Problem description => Restate every record exactly as it is written, while omitting the pictures it holds.

** Opening Given entries block **

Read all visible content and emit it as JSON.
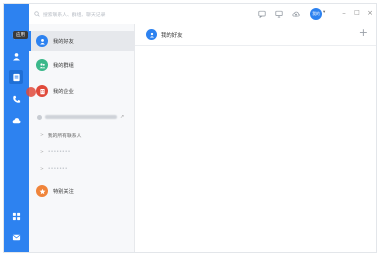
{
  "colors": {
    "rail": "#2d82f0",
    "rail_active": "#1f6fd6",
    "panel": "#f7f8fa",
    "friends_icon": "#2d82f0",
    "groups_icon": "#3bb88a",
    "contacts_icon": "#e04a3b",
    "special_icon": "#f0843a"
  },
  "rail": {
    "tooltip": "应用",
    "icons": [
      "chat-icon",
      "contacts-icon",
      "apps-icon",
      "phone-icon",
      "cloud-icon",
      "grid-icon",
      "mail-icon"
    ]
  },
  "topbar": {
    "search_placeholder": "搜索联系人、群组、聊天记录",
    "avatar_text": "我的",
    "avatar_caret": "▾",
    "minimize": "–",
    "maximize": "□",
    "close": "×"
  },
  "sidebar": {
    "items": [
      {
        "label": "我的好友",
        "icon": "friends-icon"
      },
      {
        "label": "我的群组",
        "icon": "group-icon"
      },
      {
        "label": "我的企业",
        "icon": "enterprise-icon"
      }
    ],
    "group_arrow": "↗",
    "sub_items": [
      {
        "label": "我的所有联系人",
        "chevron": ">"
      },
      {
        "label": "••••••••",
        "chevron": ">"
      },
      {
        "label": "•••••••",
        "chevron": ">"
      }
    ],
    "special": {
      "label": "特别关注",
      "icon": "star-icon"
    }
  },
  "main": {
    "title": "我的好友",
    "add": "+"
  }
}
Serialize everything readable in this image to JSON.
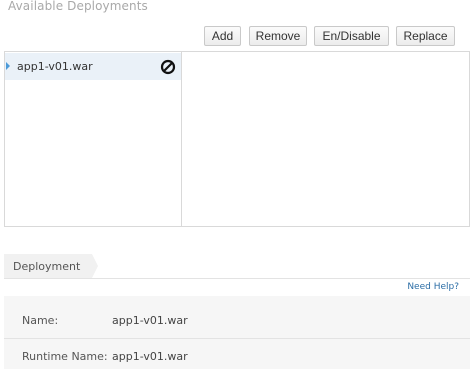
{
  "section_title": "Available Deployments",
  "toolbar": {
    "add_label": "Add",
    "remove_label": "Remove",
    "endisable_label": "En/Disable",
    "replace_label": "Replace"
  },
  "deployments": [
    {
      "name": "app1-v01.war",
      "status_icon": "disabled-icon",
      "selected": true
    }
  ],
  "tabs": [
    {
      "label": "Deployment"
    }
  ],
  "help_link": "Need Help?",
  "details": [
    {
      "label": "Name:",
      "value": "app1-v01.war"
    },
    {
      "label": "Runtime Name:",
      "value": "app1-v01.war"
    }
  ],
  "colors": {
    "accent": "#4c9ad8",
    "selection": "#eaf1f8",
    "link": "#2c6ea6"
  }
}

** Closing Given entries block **

Reply to the task =>
Read all visible content and emit it as JSON.
{
  "colors": {
    "rail": "#2d82f0",
    "rail_active": "#1f6fd6",
    "panel": "#f7f8fa",
    "friends_icon": "#2d82f0",
    "groups_icon": "#3bb88a",
    "contacts_icon": "#e04a3b",
    "special_icon": "#f0843a"
  },
  "rail": {
    "tooltip": "应用",
    "icons": [
      "chat-icon",
      "contacts-icon",
      "apps-icon",
      "phone-icon",
      "cloud-icon",
      "grid-icon",
      "mail-icon"
    ]
  },
  "topbar": {
    "search_placeholder": "搜索联系人、群组、聊天记录",
    "avatar_text": "我的",
    "avatar_caret": "▾",
    "minimize": "–",
    "maximize": "□",
    "close": "×"
  },
  "sidebar": {
    "items": [
      {
        "label": "我的好友",
        "icon": "friends-icon"
      },
      {
        "label": "我的群组",
        "icon": "group-icon"
      },
      {
        "label": "我的企业",
        "icon": "enterprise-icon"
      }
    ],
    "group_arrow": "↗",
    "sub_items": [
      {
        "label": "我的所有联系人",
        "chevron": ">"
      },
      {
        "label": "••••••••",
        "chevron": ">"
      },
      {
        "label": "•••••••",
        "chevron": ">"
      }
    ],
    "special": {
      "label": "特别关注",
      "icon": "star-icon"
    }
  },
  "main": {
    "title": "我的好友",
    "add": "+"
  }
}
Serialize everything readable in this image to JSON.
{
  "section_title": "Available Deployments",
  "toolbar": {
    "add_label": "Add",
    "remove_label": "Remove",
    "endisable_label": "En/Disable",
    "replace_label": "Replace"
  },
  "deployments": [
    {
      "name": "app1-v01.war",
      "status_icon": "disabled-icon",
      "selected": true
    }
  ],
  "tabs": [
    {
      "label": "Deployment"
    }
  ],
  "help_link": "Need Help?",
  "details": [
    {
      "label": "Name:",
      "value": "app1-v01.war"
    },
    {
      "label": "Runtime Name:",
      "value": "app1-v01.war"
    }
  ],
  "colors": {
    "accent": "#4c9ad8",
    "selection": "#eaf1f8",
    "link": "#2c6ea6"
  }
}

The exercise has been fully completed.